* **Instructions for the task**: When a line of the entries contains "title", please list that line.

Stored dataset items

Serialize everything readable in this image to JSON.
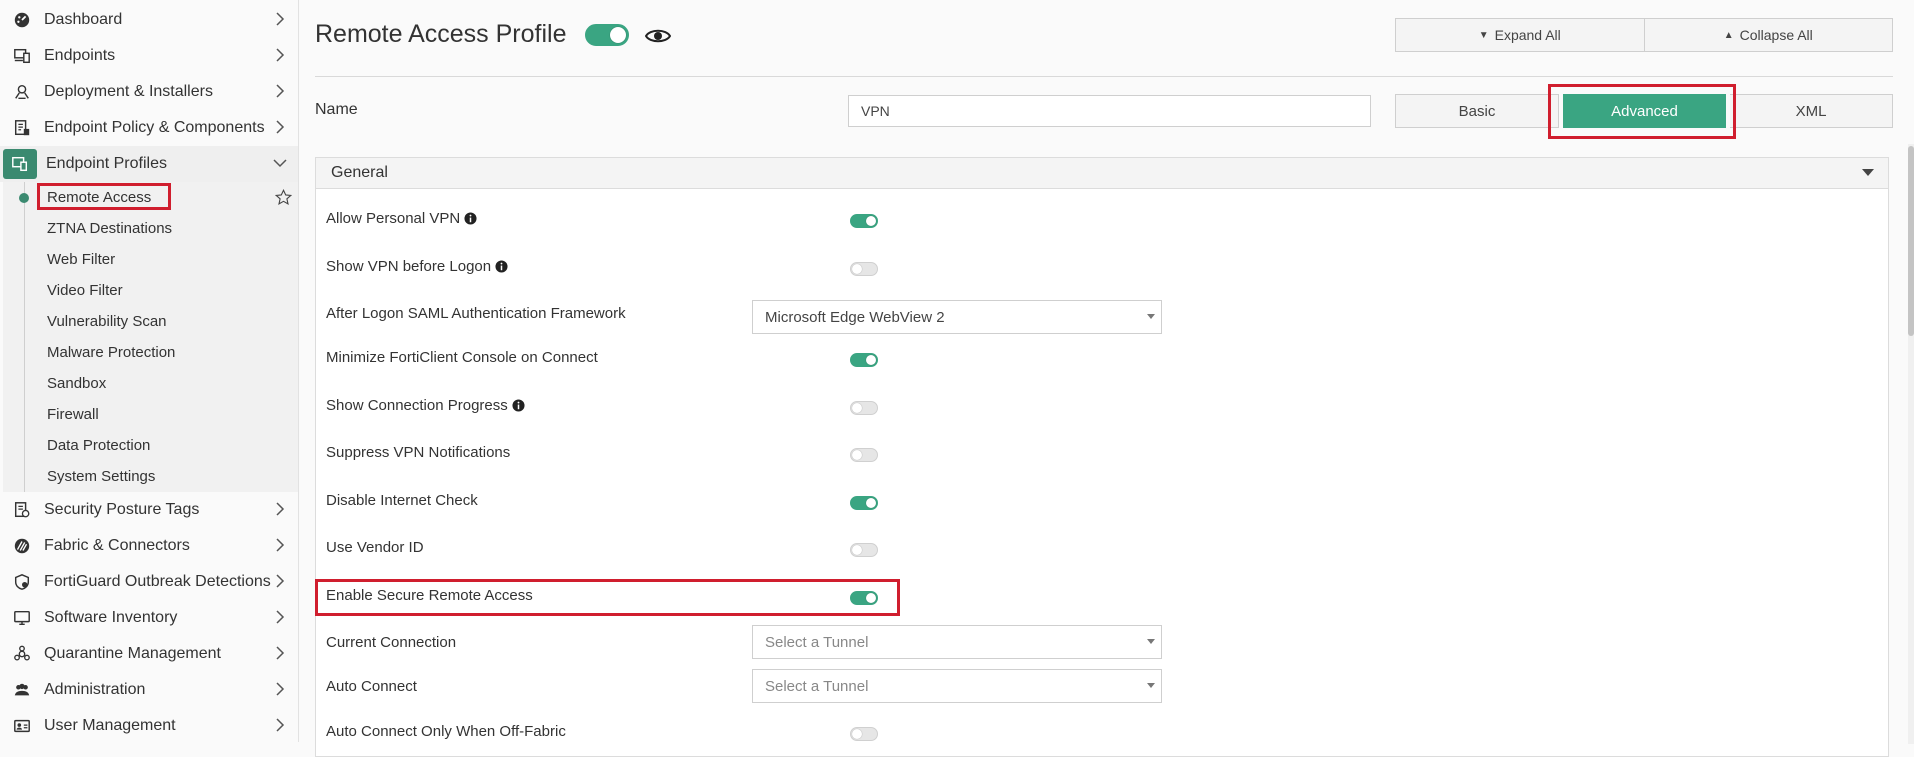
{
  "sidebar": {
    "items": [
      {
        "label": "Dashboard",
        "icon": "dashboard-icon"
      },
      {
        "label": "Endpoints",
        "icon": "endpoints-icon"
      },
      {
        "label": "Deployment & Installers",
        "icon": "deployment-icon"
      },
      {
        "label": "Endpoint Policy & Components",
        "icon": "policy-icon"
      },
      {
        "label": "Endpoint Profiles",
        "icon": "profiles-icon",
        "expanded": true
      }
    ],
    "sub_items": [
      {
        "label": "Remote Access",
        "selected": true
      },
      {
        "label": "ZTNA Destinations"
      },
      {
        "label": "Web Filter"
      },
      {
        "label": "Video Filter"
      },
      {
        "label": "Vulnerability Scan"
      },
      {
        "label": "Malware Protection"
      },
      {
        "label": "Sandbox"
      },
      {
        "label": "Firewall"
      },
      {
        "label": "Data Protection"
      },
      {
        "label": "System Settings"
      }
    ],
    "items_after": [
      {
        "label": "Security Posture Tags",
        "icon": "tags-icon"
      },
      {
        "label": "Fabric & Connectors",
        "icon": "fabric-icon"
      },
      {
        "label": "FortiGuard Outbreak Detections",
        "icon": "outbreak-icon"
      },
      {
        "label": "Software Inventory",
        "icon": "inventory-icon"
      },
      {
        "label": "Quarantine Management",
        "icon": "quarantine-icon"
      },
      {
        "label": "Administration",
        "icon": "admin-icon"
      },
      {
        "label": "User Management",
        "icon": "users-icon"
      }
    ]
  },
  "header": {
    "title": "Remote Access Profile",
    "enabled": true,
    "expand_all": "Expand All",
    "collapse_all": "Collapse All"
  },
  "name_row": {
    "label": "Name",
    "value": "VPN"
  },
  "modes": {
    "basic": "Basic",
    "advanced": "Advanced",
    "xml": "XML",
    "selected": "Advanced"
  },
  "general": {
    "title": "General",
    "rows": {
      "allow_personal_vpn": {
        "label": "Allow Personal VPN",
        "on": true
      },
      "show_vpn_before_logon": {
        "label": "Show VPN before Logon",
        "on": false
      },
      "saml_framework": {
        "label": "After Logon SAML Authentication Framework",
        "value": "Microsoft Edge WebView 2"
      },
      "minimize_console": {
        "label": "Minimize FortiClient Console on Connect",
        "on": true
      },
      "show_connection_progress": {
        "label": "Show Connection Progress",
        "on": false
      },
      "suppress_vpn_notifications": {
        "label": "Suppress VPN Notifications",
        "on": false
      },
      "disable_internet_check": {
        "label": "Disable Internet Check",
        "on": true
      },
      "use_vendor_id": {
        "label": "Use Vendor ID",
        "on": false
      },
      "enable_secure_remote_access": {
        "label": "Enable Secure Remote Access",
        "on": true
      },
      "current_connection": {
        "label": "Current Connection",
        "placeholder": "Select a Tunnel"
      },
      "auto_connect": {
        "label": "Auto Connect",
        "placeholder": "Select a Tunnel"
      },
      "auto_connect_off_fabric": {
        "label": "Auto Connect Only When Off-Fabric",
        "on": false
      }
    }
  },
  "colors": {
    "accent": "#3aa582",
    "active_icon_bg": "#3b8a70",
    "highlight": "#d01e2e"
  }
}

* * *

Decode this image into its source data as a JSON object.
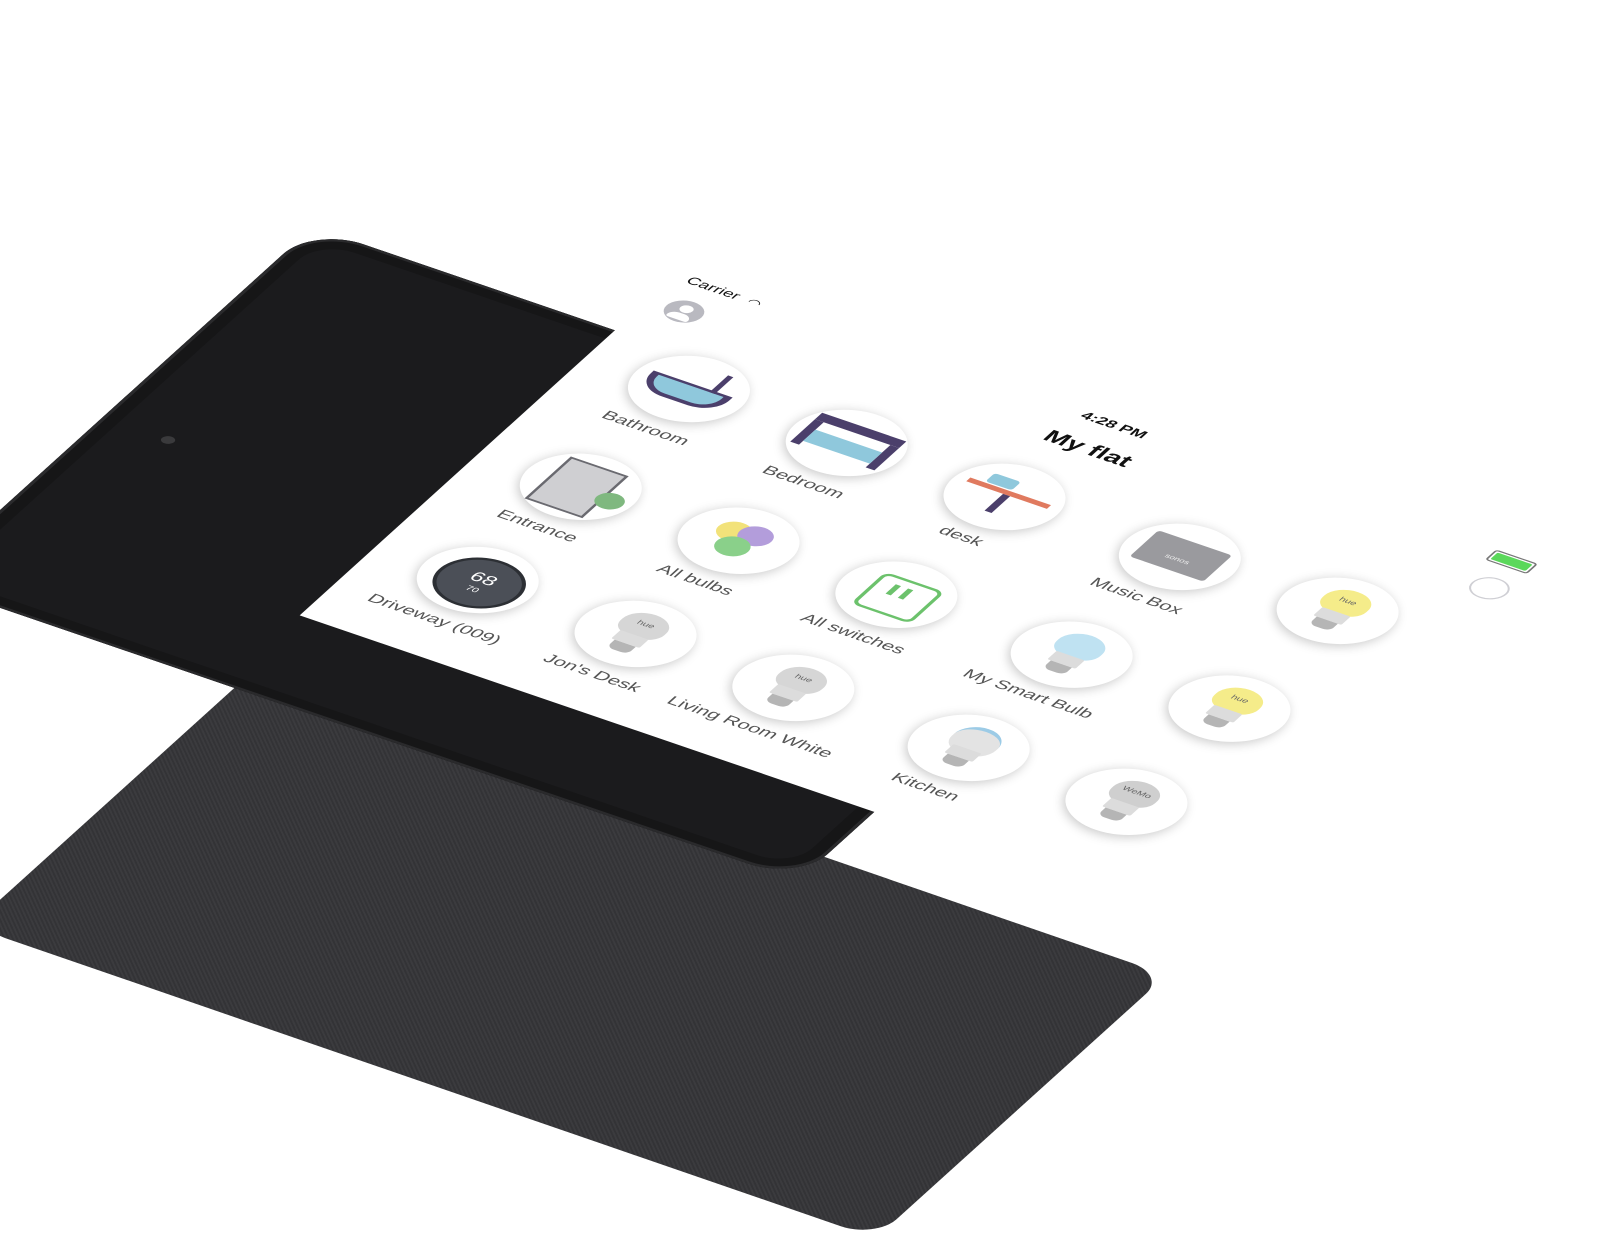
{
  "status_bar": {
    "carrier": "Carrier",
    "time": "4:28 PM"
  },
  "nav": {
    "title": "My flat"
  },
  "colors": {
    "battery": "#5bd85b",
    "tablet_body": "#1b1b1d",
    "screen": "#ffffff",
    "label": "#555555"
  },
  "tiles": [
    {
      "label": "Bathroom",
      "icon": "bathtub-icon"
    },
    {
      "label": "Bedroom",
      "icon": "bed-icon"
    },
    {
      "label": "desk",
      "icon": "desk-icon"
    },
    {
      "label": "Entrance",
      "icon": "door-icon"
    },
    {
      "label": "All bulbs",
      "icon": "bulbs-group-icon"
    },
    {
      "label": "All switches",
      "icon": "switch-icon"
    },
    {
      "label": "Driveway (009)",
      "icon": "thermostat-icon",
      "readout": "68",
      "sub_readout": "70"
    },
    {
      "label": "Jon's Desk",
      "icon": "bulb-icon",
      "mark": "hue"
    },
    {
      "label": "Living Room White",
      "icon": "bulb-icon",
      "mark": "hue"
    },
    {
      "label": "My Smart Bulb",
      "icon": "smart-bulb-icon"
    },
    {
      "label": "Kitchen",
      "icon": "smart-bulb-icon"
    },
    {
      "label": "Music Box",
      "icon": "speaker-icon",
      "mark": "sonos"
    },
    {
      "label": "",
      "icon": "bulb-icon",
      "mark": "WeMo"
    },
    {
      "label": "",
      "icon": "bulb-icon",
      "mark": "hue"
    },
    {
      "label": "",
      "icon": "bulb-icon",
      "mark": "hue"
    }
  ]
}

* **Response area**:
    "title": "Remote Access Profile",
    "title": "General",
    "title": "My flat"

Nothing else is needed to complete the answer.